While DeeDee wasn’t unsurprised by her Chronic Lymphocytic Leukemia diagnosis—her mother and brother had also battled the disease, and she was experiencing symptoms—the conversation felt surreal. Throughout her and her family’s illnesses, she learned to ask questions about laboratory results. Now she’s paying those lessons forward.

For DeeDee, Chronic Lymphocytic Leukemia is a Family Affair. When her mother had Chronic Lymphocytic Leukemia (CLL), Deedee learned to read and understand lab results. When she received the same diagnosis years later, Deedee met with her pathologist to discuss her case and treatment.


Alique’s Story

“As a blood cancer survivor, I live and breathe by my lab work. Many other cancer patients have scans. but I have labs.”

Alique first got sick when she was four years old. According to her mother, Alique experienced fatigue, energy loss, tiny red dots on her skin (called petechiae), bruising, and "the light in her eyes was gone." After a series of blood tests and a biopsy of her bone marrow, she was diagnosed with acute myeloid leukemia (AML).

Lab tests are essential to monitoring a blood disease, and even though she was young, her parents wanted her to understand what was happening inside of her body. Starting when she was 4 years old, her parents and doctors would explain her lab work so she could understand the progression of her cancer: “I would keep track of platelets in a big jar using cheerios as platelets, red M&Ms as my hemoglobin, and blue as my white blood cells. I think my family teaching me how to understand this from such a young age gave me autonomy of my illness throughout the course of my life.”

The first treatment doctors recommended was a bone marrow transplant, but there was no match available. After searching for months, her doctors and parents decided to enroll Alique in a clinical trial for a new treatment option. The treatment worked and Alique went into remission.

In 2020, 22 years after she went into remission, Alique fainted at work. She also began to develop terrible headaches and realized she was bruising more than usual. She went to her doctor, who was hesitant to think anything was out of the ordinary, but Alique advocated to get a complete blood count (CBC) with differential test to check the levels of her blood. When she got her results, she looked at them and thought, “My cancer is back. These look like leukemia test results.” The next day, Alique got a biopsy of her bone marrow. The sample was sent to a pathologist, who compared it to images of a biopsy taken when she was a child. The doctors were shocked that Alique had Acute Myeloid Leukemia again, since it had been so long since her initial diagnosis.
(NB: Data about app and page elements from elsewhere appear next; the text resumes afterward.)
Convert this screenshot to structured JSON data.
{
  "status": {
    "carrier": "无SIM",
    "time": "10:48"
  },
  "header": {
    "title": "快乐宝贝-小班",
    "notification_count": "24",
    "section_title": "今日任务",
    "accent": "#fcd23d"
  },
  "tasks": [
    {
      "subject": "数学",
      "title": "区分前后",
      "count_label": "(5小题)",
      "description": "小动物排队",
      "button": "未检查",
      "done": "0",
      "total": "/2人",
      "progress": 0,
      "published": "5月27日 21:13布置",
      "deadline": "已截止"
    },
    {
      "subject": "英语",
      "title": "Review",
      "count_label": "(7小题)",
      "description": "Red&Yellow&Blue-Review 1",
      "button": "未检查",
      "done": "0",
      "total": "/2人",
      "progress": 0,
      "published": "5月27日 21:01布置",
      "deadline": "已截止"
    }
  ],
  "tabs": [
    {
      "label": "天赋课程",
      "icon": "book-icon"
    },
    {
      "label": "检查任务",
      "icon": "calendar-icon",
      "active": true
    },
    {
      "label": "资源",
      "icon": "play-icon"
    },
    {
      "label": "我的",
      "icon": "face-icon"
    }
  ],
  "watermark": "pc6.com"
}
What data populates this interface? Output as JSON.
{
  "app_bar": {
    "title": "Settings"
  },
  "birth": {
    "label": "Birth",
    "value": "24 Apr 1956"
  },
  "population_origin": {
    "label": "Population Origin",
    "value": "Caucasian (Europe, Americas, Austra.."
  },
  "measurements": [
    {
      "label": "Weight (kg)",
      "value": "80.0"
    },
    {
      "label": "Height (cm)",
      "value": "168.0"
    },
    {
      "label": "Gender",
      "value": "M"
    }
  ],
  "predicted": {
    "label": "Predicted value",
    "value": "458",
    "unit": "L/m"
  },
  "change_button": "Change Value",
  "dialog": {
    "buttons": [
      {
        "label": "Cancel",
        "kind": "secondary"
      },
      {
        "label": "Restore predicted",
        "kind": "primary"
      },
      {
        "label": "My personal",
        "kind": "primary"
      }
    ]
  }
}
After being diagnosed the second time, Alique underwent a year of chemotherapy. During her treatment, her oncologist relied on the pathology team to provide insights to into what was happening in Alique’s body. Her lab results informed them if she needed blood or platelets and what level of immunocompromise she had. This access to information was a huge comfort to Alique during her treatment and continues to offer important insight into her health: “Even now getting my labs drawn just gives me a sigh of relief.”

Alique’s condition has stabilized, and she has been able to return to her life. She will receive smaller doses of chemotherapy for the next 3-5 years to manage her cancer.